[[ Data for review, beginning ]]
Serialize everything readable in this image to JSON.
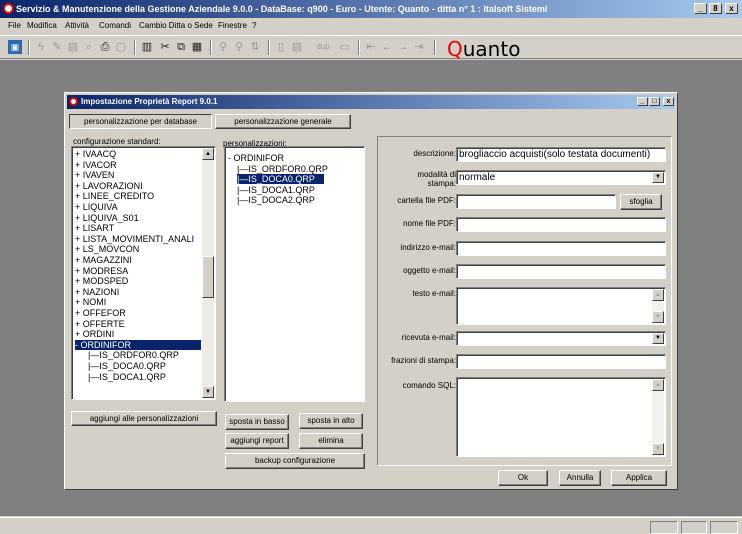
{
  "app": {
    "title": "Servizio & Manutenzione della Gestione Aziendale 9.0.0 - DataBase: q900 - Euro - Utente: Quanto - ditta n° 1 : Italsoft Sistemi",
    "window_buttons": [
      "_",
      "8",
      "x"
    ]
  },
  "menu": {
    "items": [
      "File",
      "Modifica",
      "Attività",
      "Comandi",
      "Cambio Ditta o Sede",
      "Finestre",
      "?"
    ]
  },
  "toolbar": {
    "dup_label": "dup",
    "brand_q": "Q",
    "brand_rest": "uanto",
    "brand_color": "#e00000"
  },
  "dialog": {
    "title": "Impostazione Proprietà Report 9.0.1",
    "tab_database": "personalizzazione per database",
    "tab_generale": "personalizzazione generale",
    "standard_label": "configurazione standard:",
    "custom_label": "personalizzazioni:",
    "standard_items": [
      "+ IVAACQ",
      "+ IVACOR",
      "+ IVAVEN",
      "+ LAVORAZIONI",
      "+ LINEE_CREDITO",
      "+ LIQUIVA",
      "+ LIQUIVA_S01",
      "+ LISART",
      "+ LISTA_MOVIMENTI_ANALI",
      "+ LS_MOVCON",
      "+ MAGAZZINI",
      "+ MODRESA",
      "+ MODSPED",
      "+ NAZIONI",
      "+ NOMI",
      "+ OFFEFOR",
      "+ OFFERTE",
      "+ ORDINI",
      "- ORDINIFOR",
      "|—IS_ORDFOR0.QRP",
      "|—IS_DOCA0.QRP",
      "|—IS_DOCA1.QRP"
    ],
    "standard_selected_index": 18,
    "custom_items": [
      "- ORDINIFOR",
      "|—IS_ORDFOR0.QRP",
      "|—IS_DOCA0.QRP",
      "|—IS_DOCA1.QRP",
      "|—IS_DOCA2.QRP"
    ],
    "custom_selected_index": 2,
    "buttons": {
      "aggiungi_personalizzazioni": "aggiungi alle personalizzazioni",
      "sposta_basso": "sposta in basso",
      "sposta_alto": "sposta in alto",
      "aggiungi_report": "aggiungi report",
      "elimina": "elimina",
      "backup": "backup configurazione",
      "ok": "Ok",
      "annulla": "Annulla",
      "applica": "Applica",
      "sfoglia": "sfoglia"
    },
    "form": {
      "descrizione_label": "descrizione:",
      "descrizione_value": "brogliaccio acquisti(solo testata documenti)",
      "modalita_label_1": "modalità di",
      "modalita_label_2": "stampa:",
      "modalita_value": "normale",
      "cartella_label": "cartella file PDF:",
      "cartella_value": "",
      "nome_label": "nome file PDF:",
      "nome_value": "",
      "indirizzo_label": "indirizzo e-mail:",
      "indirizzo_value": "",
      "oggetto_label": "oggetto e-mail:",
      "oggetto_value": "",
      "testo_label": "testo e-mail:",
      "testo_value": "",
      "ricevuta_label": "ricevuta e-mail:",
      "ricevuta_value": "",
      "frazioni_label": "frazioni di stampa:",
      "frazioni_value": "",
      "sql_label": "comando SQL:",
      "sql_value": ""
    }
  }
}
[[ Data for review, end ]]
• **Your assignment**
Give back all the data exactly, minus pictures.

• **Response area**
Serialize everything readable in this image to JSON.
{
  "app": {
    "title": "Servizio & Manutenzione della Gestione Aziendale 9.0.0 - DataBase: q900 - Euro - Utente: Quanto - ditta n° 1 : Italsoft Sistemi",
    "window_buttons": [
      "_",
      "8",
      "x"
    ]
  },
  "menu": {
    "items": [
      "File",
      "Modifica",
      "Attività",
      "Comandi",
      "Cambio Ditta o Sede",
      "Finestre",
      "?"
    ]
  },
  "toolbar": {
    "dup_label": "dup",
    "brand_q": "Q",
    "brand_rest": "uanto",
    "brand_color": "#e00000"
  },
  "dialog": {
    "title": "Impostazione Proprietà Report 9.0.1",
    "tab_database": "personalizzazione per database",
    "tab_generale": "personalizzazione generale",
    "standard_label": "configurazione standard:",
    "custom_label": "personalizzazioni:",
    "standard_items": [
      "+ IVAACQ",
      "+ IVACOR",
      "+ IVAVEN",
      "+ LAVORAZIONI",
      "+ LINEE_CREDITO",
      "+ LIQUIVA",
      "+ LIQUIVA_S01",
      "+ LISART",
      "+ LISTA_MOVIMENTI_ANALI",
      "+ LS_MOVCON",
      "+ MAGAZZINI",
      "+ MODRESA",
      "+ MODSPED",
      "+ NAZIONI",
      "+ NOMI",
      "+ OFFEFOR",
      "+ OFFERTE",
      "+ ORDINI",
      "- ORDINIFOR",
      "|—IS_ORDFOR0.QRP",
      "|—IS_DOCA0.QRP",
      "|—IS_DOCA1.QRP"
    ],
    "standard_selected_index": 18,
    "custom_items": [
      "- ORDINIFOR",
      "|—IS_ORDFOR0.QRP",
      "|—IS_DOCA0.QRP",
      "|—IS_DOCA1.QRP",
      "|—IS_DOCA2.QRP"
    ],
    "custom_selected_index": 2,
    "buttons": {
      "aggiungi_personalizzazioni": "aggiungi alle personalizzazioni",
      "sposta_basso": "sposta in basso",
      "sposta_alto": "sposta in alto",
      "aggiungi_report": "aggiungi report",
      "elimina": "elimina",
      "backup": "backup configurazione",
      "ok": "Ok",
      "annulla": "Annulla",
      "applica": "Applica",
      "sfoglia": "sfoglia"
    },
    "form": {
      "descrizione_label": "descrizione:",
      "descrizione_value": "brogliaccio acquisti(solo testata documenti)",
      "modalita_label_1": "modalità di",
      "modalita_label_2": "stampa:",
      "modalita_value": "normale",
      "cartella_label": "cartella file PDF:",
      "cartella_value": "",
      "nome_label": "nome file PDF:",
      "nome_value": "",
      "indirizzo_label": "indirizzo e-mail:",
      "indirizzo_value": "",
      "oggetto_label": "oggetto e-mail:",
      "oggetto_value": "",
      "testo_label": "testo e-mail:",
      "testo_value": "",
      "ricevuta_label": "ricevuta e-mail:",
      "ricevuta_value": "",
      "frazioni_label": "frazioni di stampa:",
      "frazioni_value": "",
      "sql_label": "comando SQL:",
      "sql_value": ""
    }
  }
}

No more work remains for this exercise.